» Work to be completed: Find the word "highlight" below. Copy each line that has it.

» Recorded information:
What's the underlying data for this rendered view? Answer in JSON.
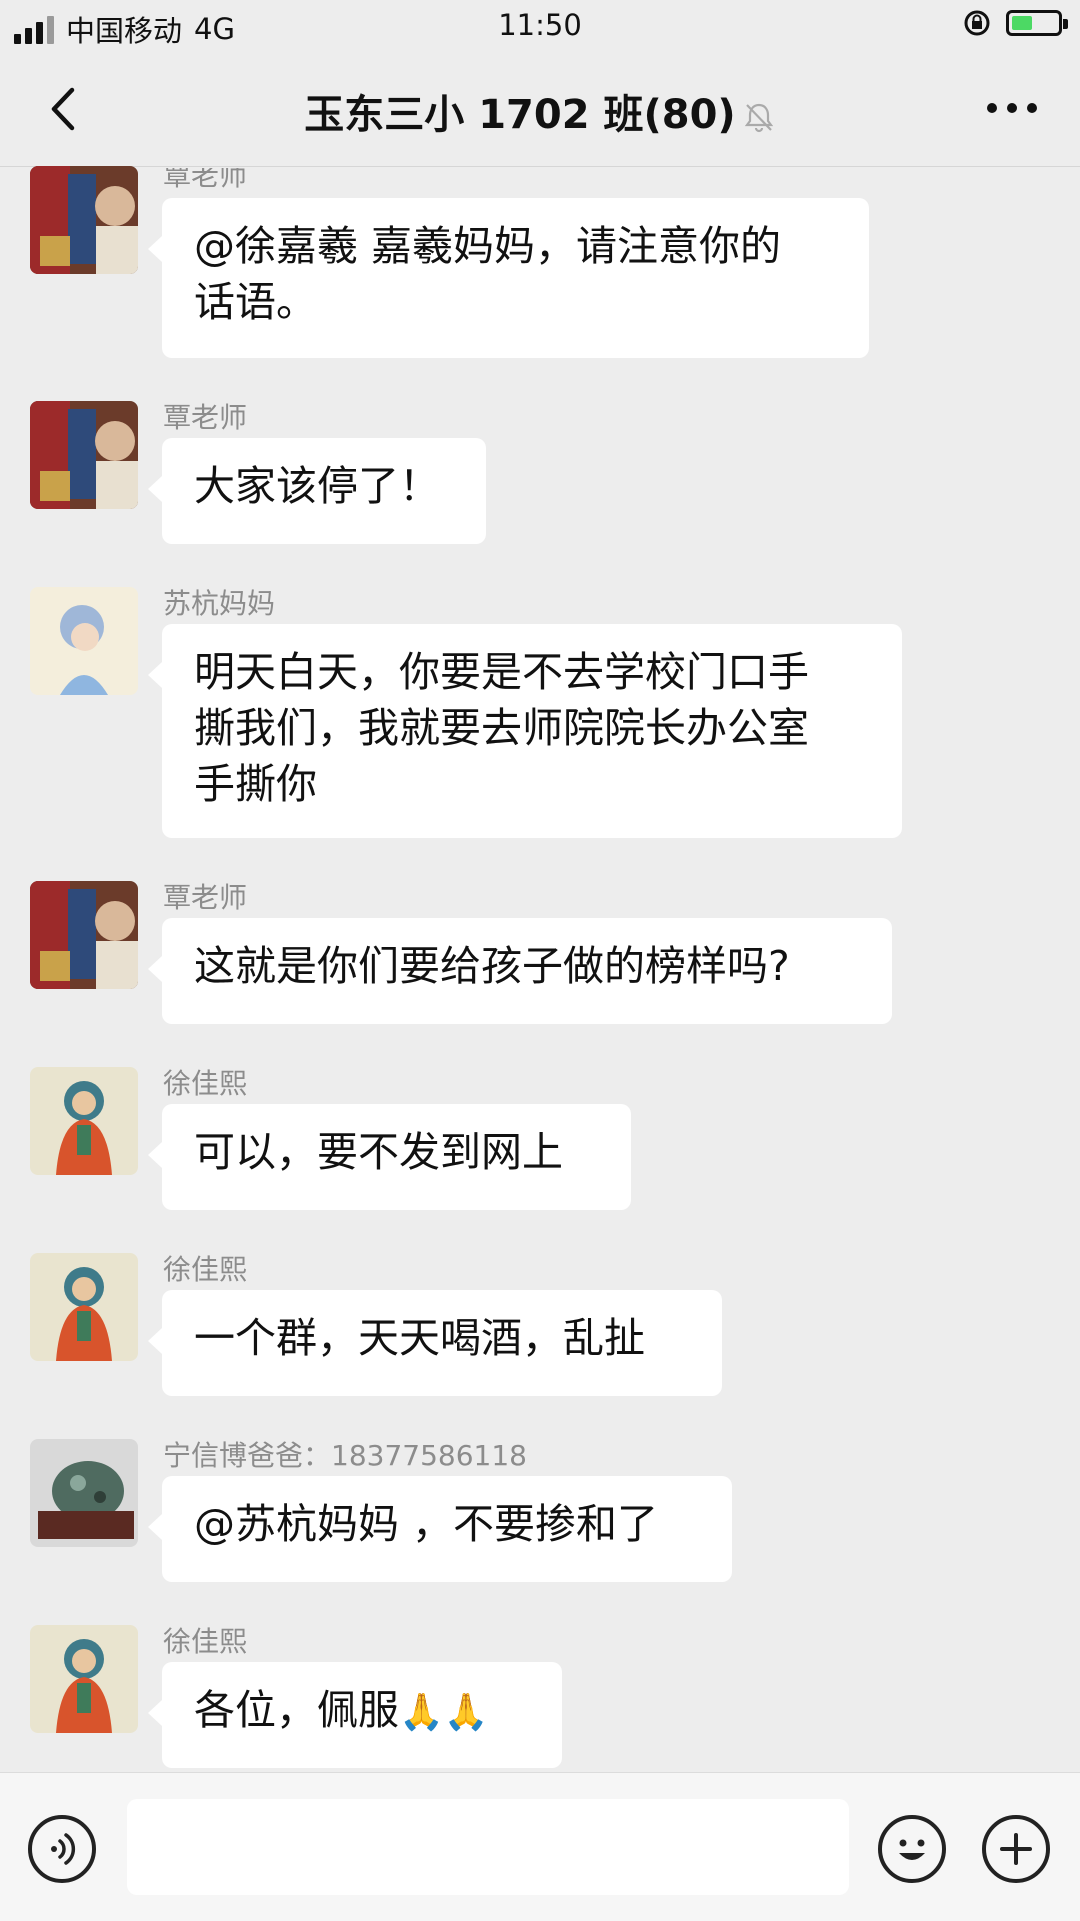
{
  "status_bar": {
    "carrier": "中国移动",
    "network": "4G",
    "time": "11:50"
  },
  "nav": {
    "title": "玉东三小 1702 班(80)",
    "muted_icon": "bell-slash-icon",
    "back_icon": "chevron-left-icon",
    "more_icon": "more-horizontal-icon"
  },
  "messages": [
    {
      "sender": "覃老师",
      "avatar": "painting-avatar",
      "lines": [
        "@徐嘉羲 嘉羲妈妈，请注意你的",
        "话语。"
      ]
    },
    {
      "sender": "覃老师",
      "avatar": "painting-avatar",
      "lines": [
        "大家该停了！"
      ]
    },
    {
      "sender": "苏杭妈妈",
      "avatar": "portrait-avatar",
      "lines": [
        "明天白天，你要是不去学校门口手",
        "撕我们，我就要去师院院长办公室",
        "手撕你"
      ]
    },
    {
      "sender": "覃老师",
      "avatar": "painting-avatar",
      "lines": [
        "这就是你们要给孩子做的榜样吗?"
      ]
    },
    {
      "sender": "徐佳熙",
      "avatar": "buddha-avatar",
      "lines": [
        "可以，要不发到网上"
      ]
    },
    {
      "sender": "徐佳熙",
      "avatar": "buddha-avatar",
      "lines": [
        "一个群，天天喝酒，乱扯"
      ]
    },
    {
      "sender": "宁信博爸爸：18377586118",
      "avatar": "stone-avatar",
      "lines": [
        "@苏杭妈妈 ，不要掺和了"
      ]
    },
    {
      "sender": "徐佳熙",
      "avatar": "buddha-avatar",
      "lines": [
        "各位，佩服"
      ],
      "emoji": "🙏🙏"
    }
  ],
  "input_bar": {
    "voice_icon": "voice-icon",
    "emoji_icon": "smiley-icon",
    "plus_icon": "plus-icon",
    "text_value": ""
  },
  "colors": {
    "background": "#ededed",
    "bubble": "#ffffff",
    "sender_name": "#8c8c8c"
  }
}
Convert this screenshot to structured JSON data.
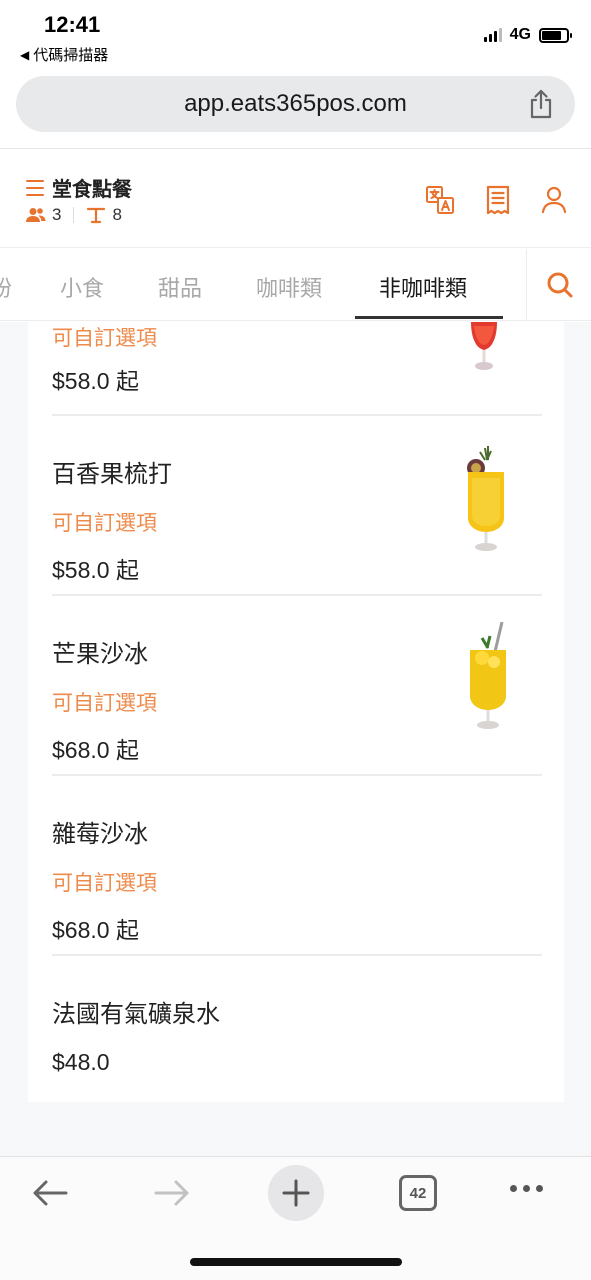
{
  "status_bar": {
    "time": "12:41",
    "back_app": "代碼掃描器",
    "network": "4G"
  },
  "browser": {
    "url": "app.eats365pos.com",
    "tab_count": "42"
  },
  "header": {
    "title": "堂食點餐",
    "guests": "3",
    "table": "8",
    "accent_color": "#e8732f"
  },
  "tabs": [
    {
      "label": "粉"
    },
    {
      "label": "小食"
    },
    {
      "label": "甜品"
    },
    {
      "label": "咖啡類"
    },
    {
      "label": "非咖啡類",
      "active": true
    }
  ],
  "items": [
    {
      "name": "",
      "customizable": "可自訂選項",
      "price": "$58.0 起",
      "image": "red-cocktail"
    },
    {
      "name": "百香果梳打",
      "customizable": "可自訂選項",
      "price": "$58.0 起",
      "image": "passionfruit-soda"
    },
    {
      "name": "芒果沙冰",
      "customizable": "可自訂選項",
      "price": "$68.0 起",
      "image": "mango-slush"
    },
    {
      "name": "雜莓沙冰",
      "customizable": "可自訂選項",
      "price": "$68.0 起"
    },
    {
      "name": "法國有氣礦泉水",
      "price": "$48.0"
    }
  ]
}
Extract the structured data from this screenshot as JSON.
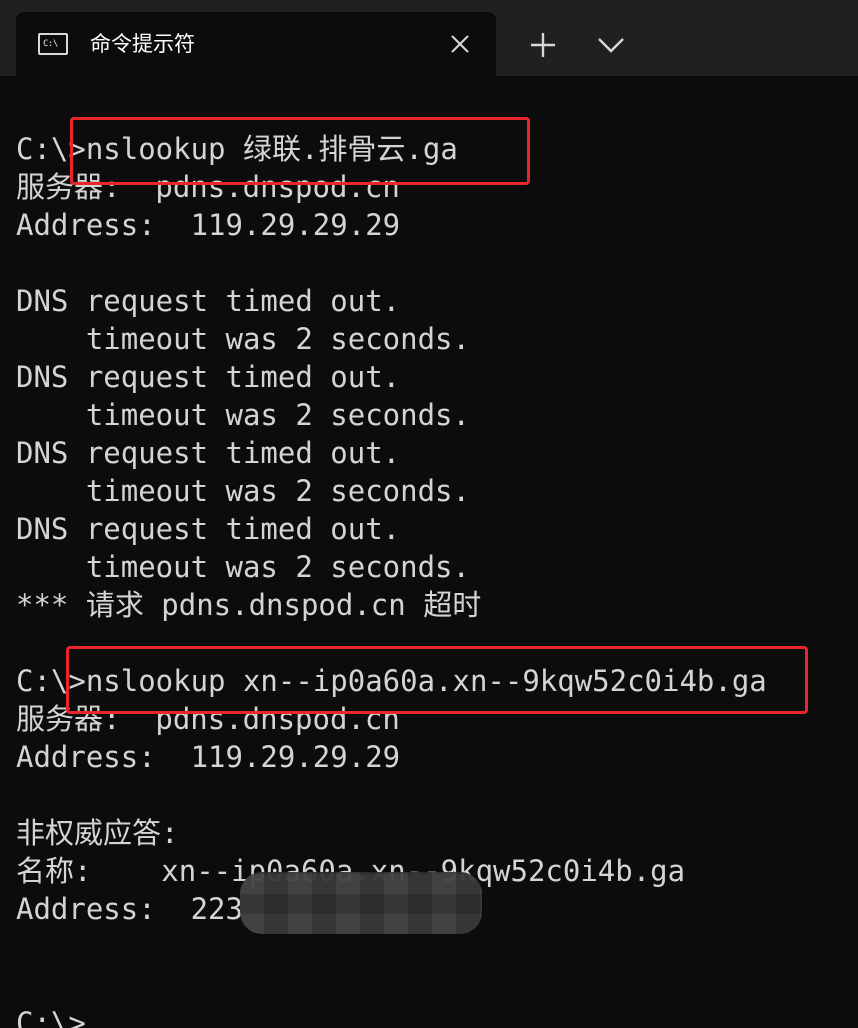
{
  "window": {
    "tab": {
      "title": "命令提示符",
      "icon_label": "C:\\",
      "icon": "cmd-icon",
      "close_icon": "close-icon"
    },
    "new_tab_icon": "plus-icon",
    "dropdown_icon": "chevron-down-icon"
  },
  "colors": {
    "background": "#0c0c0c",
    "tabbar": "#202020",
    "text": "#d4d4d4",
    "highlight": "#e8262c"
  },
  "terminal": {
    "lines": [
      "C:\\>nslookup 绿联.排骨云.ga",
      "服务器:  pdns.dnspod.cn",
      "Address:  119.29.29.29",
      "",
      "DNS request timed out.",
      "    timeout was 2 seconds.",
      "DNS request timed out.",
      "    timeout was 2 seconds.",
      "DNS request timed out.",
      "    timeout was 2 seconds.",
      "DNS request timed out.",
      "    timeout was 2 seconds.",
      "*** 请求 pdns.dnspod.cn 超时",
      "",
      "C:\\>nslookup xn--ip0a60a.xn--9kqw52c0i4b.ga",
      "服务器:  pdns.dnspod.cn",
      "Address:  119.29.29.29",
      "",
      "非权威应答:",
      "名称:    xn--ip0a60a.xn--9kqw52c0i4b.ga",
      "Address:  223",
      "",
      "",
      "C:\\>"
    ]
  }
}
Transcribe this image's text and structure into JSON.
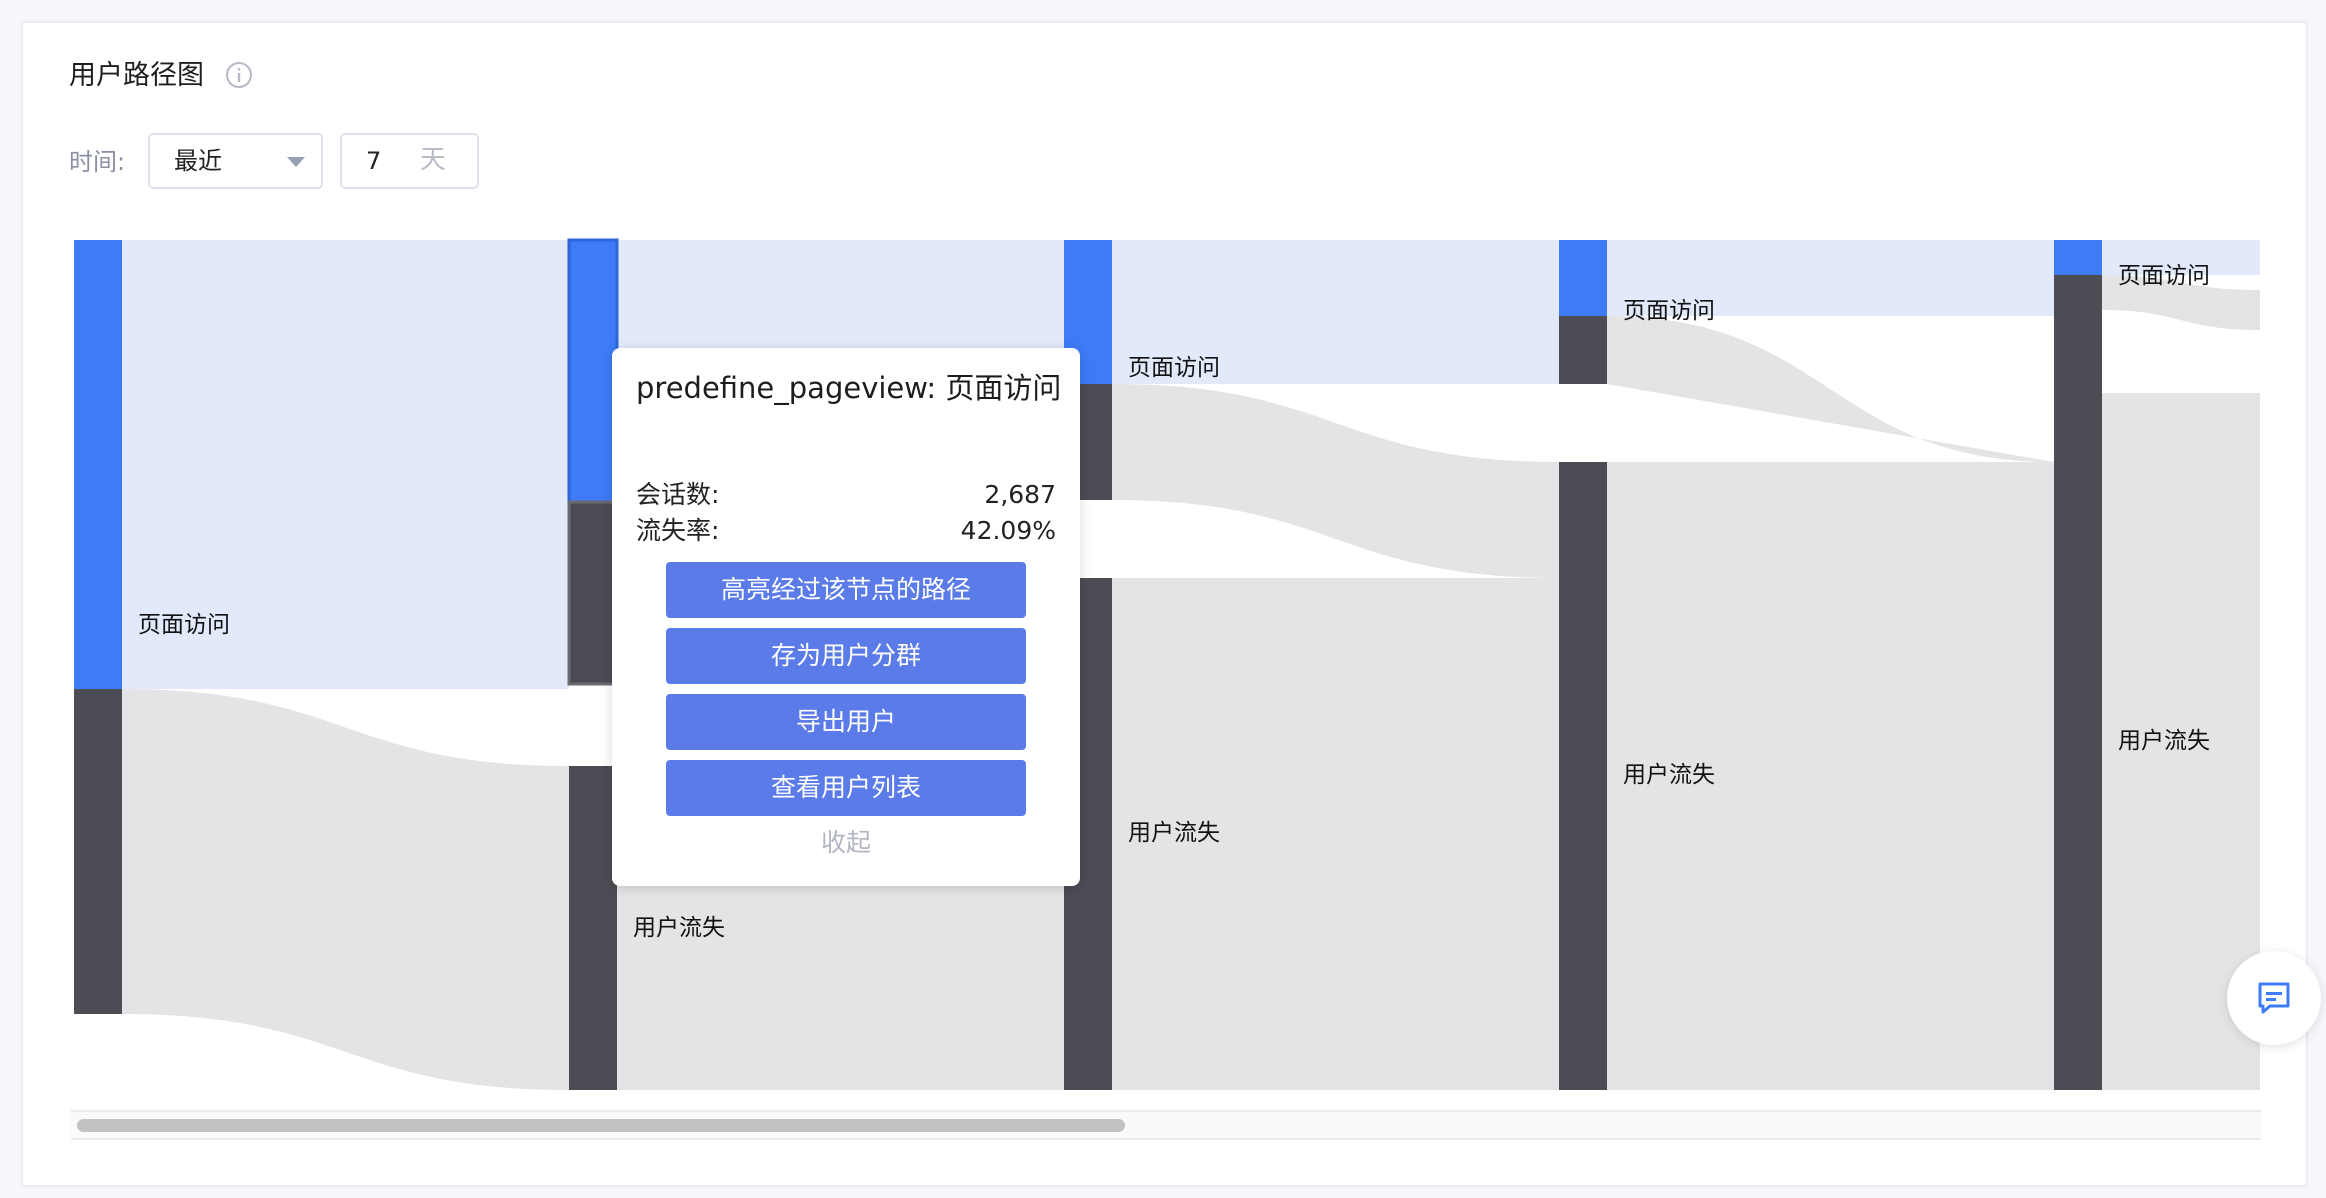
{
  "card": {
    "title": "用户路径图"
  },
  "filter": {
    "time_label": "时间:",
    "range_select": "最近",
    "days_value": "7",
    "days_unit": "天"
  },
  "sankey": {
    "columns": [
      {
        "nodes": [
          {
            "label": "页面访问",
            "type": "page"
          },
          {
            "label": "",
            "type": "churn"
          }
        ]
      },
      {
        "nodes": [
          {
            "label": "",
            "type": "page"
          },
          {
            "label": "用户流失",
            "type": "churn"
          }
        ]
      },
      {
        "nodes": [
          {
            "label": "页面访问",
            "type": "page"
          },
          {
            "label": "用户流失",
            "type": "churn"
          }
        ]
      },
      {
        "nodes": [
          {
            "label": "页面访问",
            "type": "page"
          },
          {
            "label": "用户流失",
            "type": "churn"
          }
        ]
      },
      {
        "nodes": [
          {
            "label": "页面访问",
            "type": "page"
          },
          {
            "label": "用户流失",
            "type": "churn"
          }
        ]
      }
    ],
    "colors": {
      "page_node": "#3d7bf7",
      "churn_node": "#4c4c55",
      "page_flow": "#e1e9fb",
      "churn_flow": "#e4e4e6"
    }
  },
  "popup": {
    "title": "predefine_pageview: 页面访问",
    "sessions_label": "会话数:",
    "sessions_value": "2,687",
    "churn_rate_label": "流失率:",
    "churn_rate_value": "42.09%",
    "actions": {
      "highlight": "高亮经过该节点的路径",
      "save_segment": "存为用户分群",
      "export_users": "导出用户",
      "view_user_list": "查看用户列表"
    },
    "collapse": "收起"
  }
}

» Response area:
    "highlight": "#e8262c"
      "highlight": "高亮经过该节点的路径",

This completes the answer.